• What needs to be done: Write out the data in full, exactly as shown.
**** Supplied data ****
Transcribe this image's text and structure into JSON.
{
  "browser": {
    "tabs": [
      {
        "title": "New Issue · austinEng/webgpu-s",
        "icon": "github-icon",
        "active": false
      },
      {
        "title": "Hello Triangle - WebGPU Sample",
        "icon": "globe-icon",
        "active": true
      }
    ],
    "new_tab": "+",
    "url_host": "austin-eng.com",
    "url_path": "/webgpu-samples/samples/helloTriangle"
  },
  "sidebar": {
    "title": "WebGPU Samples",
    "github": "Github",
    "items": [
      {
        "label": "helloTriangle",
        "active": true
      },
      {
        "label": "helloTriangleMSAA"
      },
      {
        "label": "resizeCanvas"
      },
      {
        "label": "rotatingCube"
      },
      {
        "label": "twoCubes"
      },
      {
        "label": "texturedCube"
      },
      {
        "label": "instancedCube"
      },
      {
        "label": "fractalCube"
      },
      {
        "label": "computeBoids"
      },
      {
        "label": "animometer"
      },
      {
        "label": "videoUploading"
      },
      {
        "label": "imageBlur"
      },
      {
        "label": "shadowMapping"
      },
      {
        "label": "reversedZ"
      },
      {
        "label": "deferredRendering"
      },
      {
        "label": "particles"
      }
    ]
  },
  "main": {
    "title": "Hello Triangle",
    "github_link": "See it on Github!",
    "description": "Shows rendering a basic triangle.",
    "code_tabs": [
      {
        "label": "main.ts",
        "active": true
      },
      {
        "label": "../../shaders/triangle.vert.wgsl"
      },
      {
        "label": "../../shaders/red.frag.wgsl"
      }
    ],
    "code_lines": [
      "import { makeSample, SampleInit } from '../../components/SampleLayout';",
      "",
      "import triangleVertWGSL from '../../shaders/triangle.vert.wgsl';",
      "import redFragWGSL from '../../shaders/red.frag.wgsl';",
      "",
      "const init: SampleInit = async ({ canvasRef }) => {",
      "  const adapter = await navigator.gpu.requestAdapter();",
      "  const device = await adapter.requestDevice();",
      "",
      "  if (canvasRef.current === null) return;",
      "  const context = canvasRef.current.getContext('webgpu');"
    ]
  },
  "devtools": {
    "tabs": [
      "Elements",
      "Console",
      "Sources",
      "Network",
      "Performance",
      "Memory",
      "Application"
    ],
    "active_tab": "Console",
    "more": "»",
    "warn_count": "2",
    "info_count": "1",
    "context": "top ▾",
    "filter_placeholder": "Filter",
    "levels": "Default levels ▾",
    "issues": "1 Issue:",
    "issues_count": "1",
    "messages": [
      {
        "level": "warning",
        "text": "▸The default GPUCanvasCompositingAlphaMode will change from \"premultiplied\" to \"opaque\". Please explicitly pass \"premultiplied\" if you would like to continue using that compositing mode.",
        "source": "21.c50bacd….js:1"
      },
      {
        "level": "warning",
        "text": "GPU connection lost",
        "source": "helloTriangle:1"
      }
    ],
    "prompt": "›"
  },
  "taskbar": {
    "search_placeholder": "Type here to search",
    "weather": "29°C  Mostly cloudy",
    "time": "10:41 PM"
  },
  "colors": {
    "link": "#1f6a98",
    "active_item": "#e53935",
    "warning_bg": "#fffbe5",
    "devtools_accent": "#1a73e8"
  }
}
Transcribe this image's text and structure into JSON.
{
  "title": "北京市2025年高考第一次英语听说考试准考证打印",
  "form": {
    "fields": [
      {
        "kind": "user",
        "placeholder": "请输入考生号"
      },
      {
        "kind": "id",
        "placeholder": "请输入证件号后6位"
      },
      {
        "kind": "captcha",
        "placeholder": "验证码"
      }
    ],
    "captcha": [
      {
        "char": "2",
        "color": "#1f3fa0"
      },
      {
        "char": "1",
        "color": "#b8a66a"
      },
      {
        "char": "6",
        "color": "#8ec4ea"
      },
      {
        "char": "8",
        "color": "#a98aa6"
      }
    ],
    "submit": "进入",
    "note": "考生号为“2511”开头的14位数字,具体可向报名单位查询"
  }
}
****
• Expected output:
Transcribe this image's text and structure into JSON.
{
  "browser": {
    "tabs": [
      {
        "title": "New Issue · austinEng/webgpu-s",
        "icon": "github-icon",
        "active": false
      },
      {
        "title": "Hello Triangle - WebGPU Sample",
        "icon": "globe-icon",
        "active": true
      }
    ],
    "new_tab": "+",
    "url_host": "austin-eng.com",
    "url_path": "/webgpu-samples/samples/helloTriangle"
  },
  "sidebar": {
    "title": "WebGPU Samples",
    "github": "Github",
    "items": [
      {
        "label": "helloTriangle",
        "active": true
      },
      {
        "label": "helloTriangleMSAA"
      },
      {
        "label": "resizeCanvas"
      },
      {
        "label": "rotatingCube"
      },
      {
        "label": "twoCubes"
      },
      {
        "label": "texturedCube"
      },
      {
        "label": "instancedCube"
      },
      {
        "label": "fractalCube"
      },
      {
        "label": "computeBoids"
      },
      {
        "label": "animometer"
      },
      {
        "label": "videoUploading"
      },
      {
        "label": "imageBlur"
      },
      {
        "label": "shadowMapping"
      },
      {
        "label": "reversedZ"
      },
      {
        "label": "deferredRendering"
      },
      {
        "label": "particles"
      }
    ]
  },
  "main": {
    "title": "Hello Triangle",
    "github_link": "See it on Github!",
    "description": "Shows rendering a basic triangle.",
    "code_tabs": [
      {
        "label": "main.ts",
        "active": true
      },
      {
        "label": "../../shaders/triangle.vert.wgsl"
      },
      {
        "label": "../../shaders/red.frag.wgsl"
      }
    ],
    "code_lines": [
      "import { makeSample, SampleInit } from '../../components/SampleLayout';",
      "",
      "import triangleVertWGSL from '../../shaders/triangle.vert.wgsl';",
      "import redFragWGSL from '../../shaders/red.frag.wgsl';",
      "",
      "const init: SampleInit = async ({ canvasRef }) => {",
      "  const adapter = await navigator.gpu.requestAdapter();",
      "  const device = await adapter.requestDevice();",
      "",
      "  if (canvasRef.current === null) return;",
      "  const context = canvasRef.current.getContext('webgpu');"
    ]
  },
  "devtools": {
    "tabs": [
      "Elements",
      "Console",
      "Sources",
      "Network",
      "Performance",
      "Memory",
      "Application"
    ],
    "active_tab": "Console",
    "more": "»",
    "warn_count": "2",
    "info_count": "1",
    "context": "top ▾",
    "filter_placeholder": "Filter",
    "levels": "Default levels ▾",
    "issues": "1 Issue:",
    "issues_count": "1",
    "messages": [
      {
        "level": "warning",
        "text": "▸The default GPUCanvasCompositingAlphaMode will change from \"premultiplied\" to \"opaque\". Please explicitly pass \"premultiplied\" if you would like to continue using that compositing mode.",
        "source": "21.c50bacd….js:1"
      },
      {
        "level": "warning",
        "text": "GPU connection lost",
        "source": "helloTriangle:1"
      }
    ],
    "prompt": "›"
  },
  "taskbar": {
    "search_placeholder": "Type here to search",
    "weather": "29°C  Mostly cloudy",
    "time": "10:41 PM"
  },
  "colors": {
    "link": "#1f6a98",
    "active_item": "#e53935",
    "warning_bg": "#fffbe5",
    "devtools_accent": "#1a73e8"
  }
}
Transcribe this image's text and structure into JSON.
{
  "title": "北京市2025年高考第一次英语听说考试准考证打印",
  "form": {
    "fields": [
      {
        "kind": "user",
        "placeholder": "请输入考生号"
      },
      {
        "kind": "id",
        "placeholder": "请输入证件号后6位"
      },
      {
        "kind": "captcha",
        "placeholder": "验证码"
      }
    ],
    "captcha": [
      {
        "char": "2",
        "color": "#1f3fa0"
      },
      {
        "char": "1",
        "color": "#b8a66a"
      },
      {
        "char": "6",
        "color": "#8ec4ea"
      },
      {
        "char": "8",
        "color": "#a98aa6"
      }
    ],
    "submit": "进入",
    "note": "考生号为“2511”开头的14位数字,具体可向报名单位查询"
  }
}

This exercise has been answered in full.